Tariffs & War Pensions for the North
In the following excerpt, author Walter Webb asserts that “The North reduced to the vanishing point the economic power of the South…the armies had taken much, but their damage was small in comparison with that which the politicians wrought later.” The only thing the North failed to do after the war was destroy the spiritual power and pride of the South, even after marital law, enfranchising their former slaves into rulers, and revolutionizing the Southern social structure. Webb underscores this with: “This is the supreme act of degradation, one that has no parallel in world history. This was the Second American Revolution.” Then the North wrote its own version of American history, which is still with us today.
Bernhard Thuersam, Director
Cape Fear Historical Institute
Wilmington, North Carolina
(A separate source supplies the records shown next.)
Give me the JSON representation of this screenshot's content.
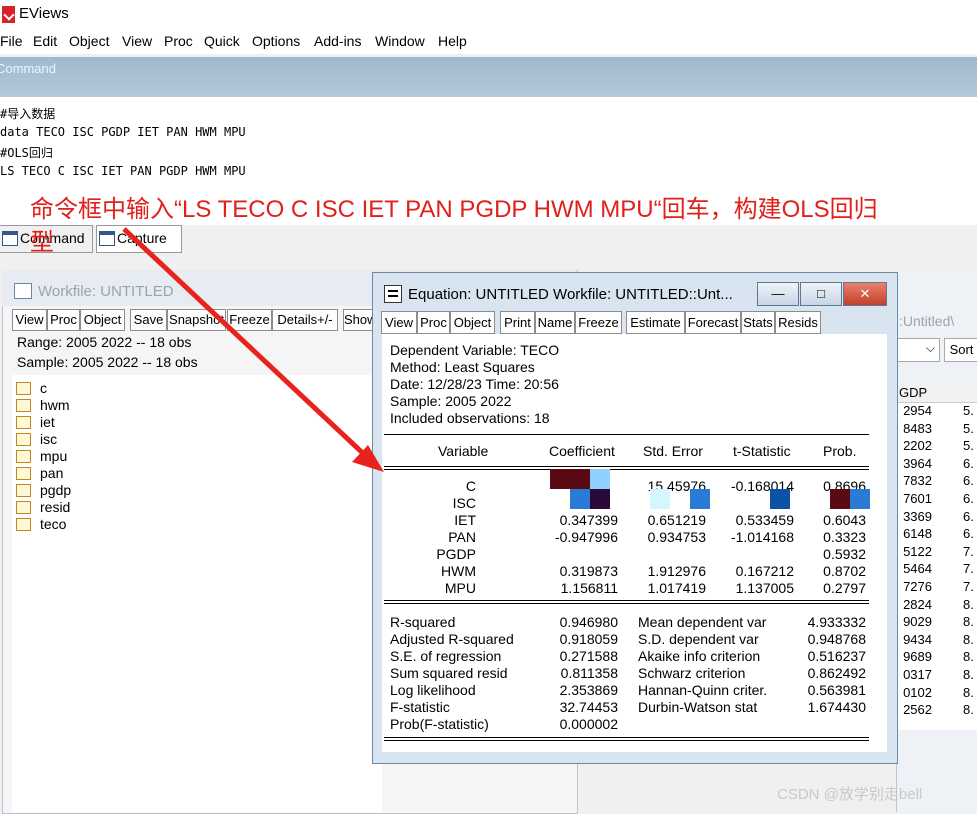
{
  "app": {
    "title": "EViews"
  },
  "menu": [
    "File",
    "Edit",
    "Object",
    "View",
    "Proc",
    "Quick",
    "Options",
    "Add-ins",
    "Window",
    "Help"
  ],
  "command": {
    "label": "Command",
    "lines": [
      "#导入数据",
      "data TECO  ISC  PGDP IET  PAN  HWM  MPU",
      "#OLS回归",
      "LS TECO  C   ISC  IET  PAN  PGDP HWM  MPU"
    ],
    "annotation": "命令框中输入“LS TECO C ISC IET PAN PGDP HWM MPU“回车，构建OLS回归",
    "annotation_cont": "型"
  },
  "tabs": [
    "Command",
    "Capture"
  ],
  "workfile": {
    "title": "Workfile: UNTITLED",
    "toolbar": [
      "View",
      "Proc",
      "Object",
      "Save",
      "Snapshot",
      "Freeze",
      "Details+/-",
      "Show"
    ],
    "range": "Range:  2005 2022   --   18 obs",
    "sample": "Sample: 2005 2022   --   18 obs",
    "objects": [
      "c",
      "hwm",
      "iet",
      "isc",
      "mpu",
      "pan",
      "pgdp",
      "resid",
      "teco"
    ]
  },
  "sheet": {
    "crumb": ":Untitled\\",
    "sort_label": "Sort",
    "col_header": "GDP",
    "col_a": [
      "2954",
      "8483",
      "2202",
      "3964",
      "7832",
      "7601",
      "3369",
      "6148",
      "5122",
      "5464",
      "7276",
      "2824",
      "9029",
      "9434",
      "9689",
      "0317",
      "0102",
      "2562"
    ],
    "col_b": [
      "5.",
      "5.",
      "5.",
      "6.",
      "6.",
      "6.",
      "6.",
      "6.",
      "7.",
      "7.",
      "7.",
      "8.",
      "8.",
      "8.",
      "8.",
      "8.",
      "8.",
      "8."
    ]
  },
  "equation": {
    "title": "Equation: UNTITLED   Workfile: UNTITLED::Unt...",
    "window_buttons": {
      "minimize": "—",
      "maximize": "□",
      "close": "✕"
    },
    "toolbar": [
      "View",
      "Proc",
      "Object",
      "Print",
      "Name",
      "Freeze",
      "Estimate",
      "Forecast",
      "Stats",
      "Resids"
    ],
    "header": [
      "Dependent Variable: TECO",
      "Method: Least Squares",
      "Date: 12/28/23   Time: 20:56",
      "Sample: 2005 2022",
      "Included observations: 18"
    ],
    "columns": [
      "Variable",
      "Coefficient",
      "Std. Error",
      "t-Statistic",
      "Prob."
    ],
    "rows": [
      {
        "var": "C",
        "coef": "",
        "se": "15.45976",
        "t": "-0.168014",
        "p": "0.8696"
      },
      {
        "var": "ISC",
        "coef": "",
        "se": "",
        "t": "",
        "p": ""
      },
      {
        "var": "IET",
        "coef": "0.347399",
        "se": "0.651219",
        "t": "0.533459",
        "p": "0.6043"
      },
      {
        "var": "PAN",
        "coef": "-0.947996",
        "se": "0.934753",
        "t": "-1.014168",
        "p": "0.3323"
      },
      {
        "var": "PGDP",
        "coef": "",
        "se": "",
        "t": "",
        "p": "0.5932"
      },
      {
        "var": "HWM",
        "coef": "0.319873",
        "se": "1.912976",
        "t": "0.167212",
        "p": "0.8702"
      },
      {
        "var": "MPU",
        "coef": "1.156811",
        "se": "1.017419",
        "t": "1.137005",
        "p": "0.2797"
      }
    ],
    "stats_left": [
      {
        "label": "R-squared",
        "value": "0.946980"
      },
      {
        "label": "Adjusted R-squared",
        "value": "0.918059"
      },
      {
        "label": "S.E. of regression",
        "value": "0.271588"
      },
      {
        "label": "Sum squared resid",
        "value": "0.811358"
      },
      {
        "label": "Log likelihood",
        "value": "2.353869"
      },
      {
        "label": "F-statistic",
        "value": "32.74453"
      },
      {
        "label": "Prob(F-statistic)",
        "value": "0.000002"
      }
    ],
    "stats_right": [
      {
        "label": "Mean dependent var",
        "value": "4.933332"
      },
      {
        "label": "S.D. dependent var",
        "value": "0.948768"
      },
      {
        "label": "Akaike info criterion",
        "value": "0.516237"
      },
      {
        "label": "Schwarz criterion",
        "value": "0.862492"
      },
      {
        "label": "Hannan-Quinn criter.",
        "value": "0.563981"
      },
      {
        "label": "Durbin-Watson stat",
        "value": "1.674430"
      }
    ]
  },
  "colors": {
    "annotation": "#e0201b",
    "arrow": "#e8231d",
    "mosaic_dark": "#5a0a14",
    "mosaic_blue": "#2a7bd6",
    "mosaic_light": "#8fd0ff"
  },
  "watermark": "CSDN @放学别走bell"
}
Tariffs & War Pensions for the North:
“The North did not stop with settling old sectional disputes in its favor. Since 1861 it has, through control of the government, legislated for itself subsidies, pensions, privileges, and bonuses which would, if totaled, make the government expenditures of recent years seem less appalling. The most lucrative bounty that the north has conferred upon itself, largely at the expense of the other two sections, is the high protective tariff. It is true that the protective tariff was not a new problem, but one that has been long disputed in Congress.
When the tariff bill of 1828 was under consideration, a Massachusetts manufacturer, Abbott Lawrence, wrote Daniel Webster sagely about the amendments. Lawrence thought the bill improved as to woolens and some thought the bill now good enough. “I must say,” wrote Webster’s political and economic advisor, “I think it would do much good, and that New England would reap great harvest by having the bill adopted as it now is…This bill if adopted as amended will keep the South and the West in debt to New England the next hundred years.”
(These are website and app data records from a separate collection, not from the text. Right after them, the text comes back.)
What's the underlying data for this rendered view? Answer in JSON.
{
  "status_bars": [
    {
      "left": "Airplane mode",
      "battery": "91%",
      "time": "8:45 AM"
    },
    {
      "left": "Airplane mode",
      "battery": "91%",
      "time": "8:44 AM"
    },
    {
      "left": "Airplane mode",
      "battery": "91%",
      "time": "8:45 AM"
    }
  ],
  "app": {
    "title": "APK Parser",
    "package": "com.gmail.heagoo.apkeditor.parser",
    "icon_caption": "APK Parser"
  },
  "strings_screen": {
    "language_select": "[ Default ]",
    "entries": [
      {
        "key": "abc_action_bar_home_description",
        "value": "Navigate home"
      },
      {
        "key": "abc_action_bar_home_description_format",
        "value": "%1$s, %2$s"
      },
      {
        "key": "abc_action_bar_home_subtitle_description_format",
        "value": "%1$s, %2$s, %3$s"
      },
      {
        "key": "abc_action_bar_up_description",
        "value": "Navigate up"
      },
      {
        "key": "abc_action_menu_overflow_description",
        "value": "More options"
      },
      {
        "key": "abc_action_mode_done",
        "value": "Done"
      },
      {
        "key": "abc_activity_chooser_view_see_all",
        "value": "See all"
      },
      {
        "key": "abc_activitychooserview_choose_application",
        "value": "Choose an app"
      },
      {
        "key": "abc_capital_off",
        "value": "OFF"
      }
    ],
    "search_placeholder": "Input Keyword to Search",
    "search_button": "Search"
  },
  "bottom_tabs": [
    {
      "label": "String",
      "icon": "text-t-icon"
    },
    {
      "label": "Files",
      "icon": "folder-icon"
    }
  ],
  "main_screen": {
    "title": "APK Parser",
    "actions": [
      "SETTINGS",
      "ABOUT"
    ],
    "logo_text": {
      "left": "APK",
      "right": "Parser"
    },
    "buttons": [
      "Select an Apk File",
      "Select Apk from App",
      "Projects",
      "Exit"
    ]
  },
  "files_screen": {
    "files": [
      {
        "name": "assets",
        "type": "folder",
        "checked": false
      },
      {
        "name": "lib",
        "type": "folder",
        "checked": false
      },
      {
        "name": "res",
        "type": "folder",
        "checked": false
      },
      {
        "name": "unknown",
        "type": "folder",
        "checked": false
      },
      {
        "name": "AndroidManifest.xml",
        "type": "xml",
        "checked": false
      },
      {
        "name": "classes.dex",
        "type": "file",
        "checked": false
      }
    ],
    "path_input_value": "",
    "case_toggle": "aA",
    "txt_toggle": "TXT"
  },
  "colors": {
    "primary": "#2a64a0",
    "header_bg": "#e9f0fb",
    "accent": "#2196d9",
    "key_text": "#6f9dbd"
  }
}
Since the Civil War the tariff wall has been built higher and higher, not so much for a nation as around and for the benefit of a section. For seventy-five years, and more, the tariff cornucopia has hung over the North, showering it with thousands of blessings and billions of dollars, bringing it without doubt the greatest gift that any modern government ever bestowed on one group of people at the expense of other groups. Abbott Lawrence was right. His hundred years has passed, and almost a decade to boot, and the South and West are still in debt to the North, more deeply than they were in 1828.
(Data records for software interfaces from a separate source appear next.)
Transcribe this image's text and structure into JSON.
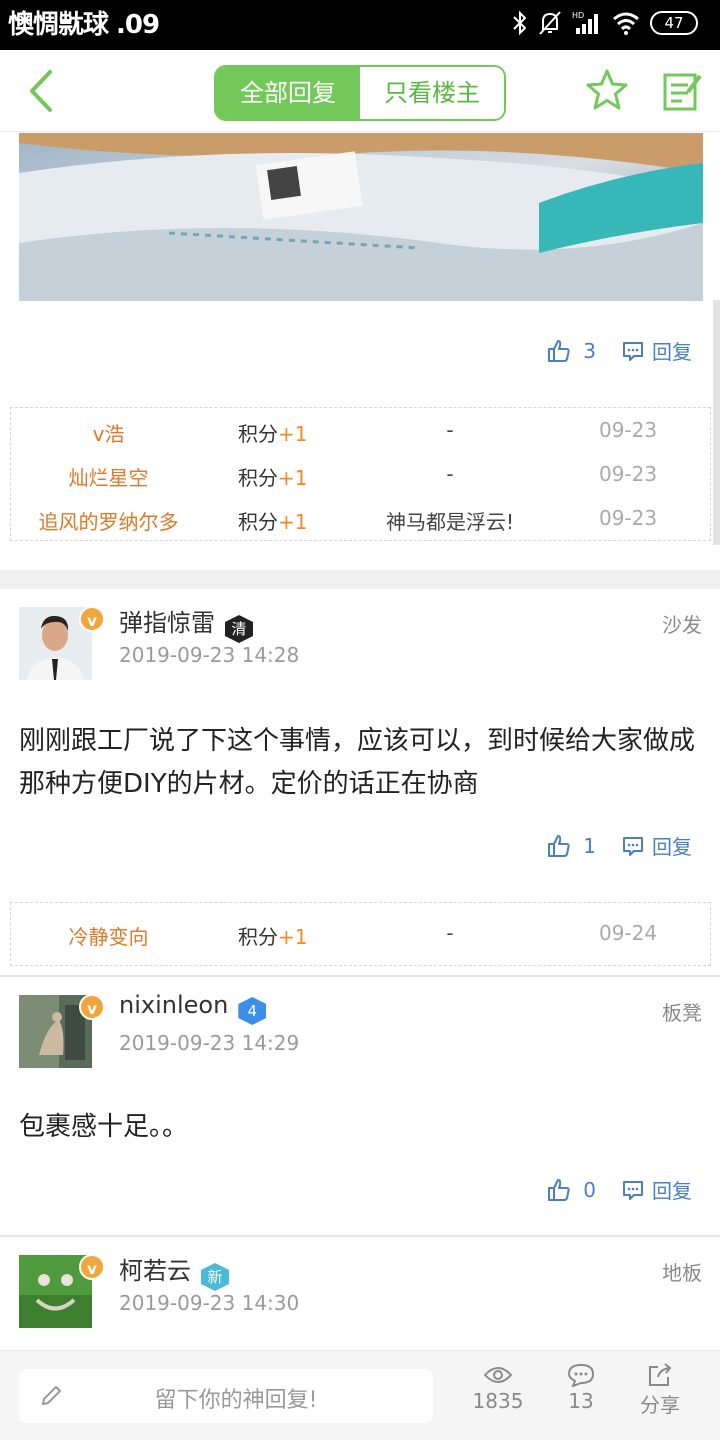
{
  "status_bar": {
    "time": "懊惆㞊球 .09",
    "battery": "47"
  },
  "header": {
    "tab_all": "全部回复",
    "tab_owner": "只看楼主"
  },
  "first_post": {
    "likes": "3",
    "reply_label": "回复"
  },
  "score_table_1": [
    {
      "user": "v浩",
      "points_label": "积分",
      "points_value": "+1",
      "message": "-",
      "date": "09-23"
    },
    {
      "user": "灿烂星空",
      "points_label": "积分",
      "points_value": "+1",
      "message": "-",
      "date": "09-23"
    },
    {
      "user": "追风的罗纳尔多",
      "points_label": "积分",
      "points_value": "+1",
      "message": "神马都是浮云!",
      "date": "09-23"
    }
  ],
  "posts": [
    {
      "username": "弹指惊雷",
      "badge": "清",
      "badge_color": "#222222",
      "time": "2019-09-23 14:28",
      "floor": "沙发",
      "content": "刚刚跟工厂说了下这个事情，应该可以，到时候给大家做成那种方便DIY的片材。定价的话正在协商",
      "likes": "1",
      "reply_label": "回复"
    },
    {
      "username": "nixinleon",
      "badge": "4",
      "badge_color": "#3d8ee8",
      "time": "2019-09-23 14:29",
      "floor": "板凳",
      "content": "包裹感十足。。",
      "likes": "0",
      "reply_label": "回复"
    },
    {
      "username": "柯若云",
      "badge": "新",
      "badge_color": "#4bbad6",
      "time": "2019-09-23 14:30",
      "floor": "地板"
    }
  ],
  "score_table_2": [
    {
      "user": "冷静变向",
      "points_label": "积分",
      "points_value": "+1",
      "message": "-",
      "date": "09-24"
    }
  ],
  "bottom_bar": {
    "placeholder": "留下你的神回复!",
    "views": "1835",
    "comments": "13",
    "share": "分享"
  },
  "colors": {
    "accent_green": "#73c85a",
    "link_blue": "#4a7fc1",
    "user_orange": "#e0782a",
    "points_orange": "#f08a24"
  }
}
Less remunerative, but no less partial to the North and equally prejudicial to the South and the West, were the federal Civil War pensions. The pension system was put into effect in 1862, about the time the first bandages were removed. After hostilities ceased pensions grew in number and in amount and in a manner most gratifying to recipients and incidental beneficiaries. No need to dwell on the frauds, lying, broomstick wives, attorneys, and perjurers. The Grand Army of the Republic was powerful at the polls, where it won a far larger percentage of victories than it won against the armies of Lee. No politician dared deny the soldier who had saved the Union a lifelong government subsidy which was paid impartially to the pauper and the millionaire. By 1875, the government was giving northern soldiers $29,000,000 annually. This had jumped to $60 million in 1879, to $89 million in 1889, to $159 million in 1893, and to $180 million in 1912. The peak was not reached until 1923, when the veterans received the sum of $238,924,872.
(Divided We Stand, The Crisis of a Frontierless Democracy, Walter Prescott Webb, Farrar & Rinehart, Inc., 1937, pp. 19-20)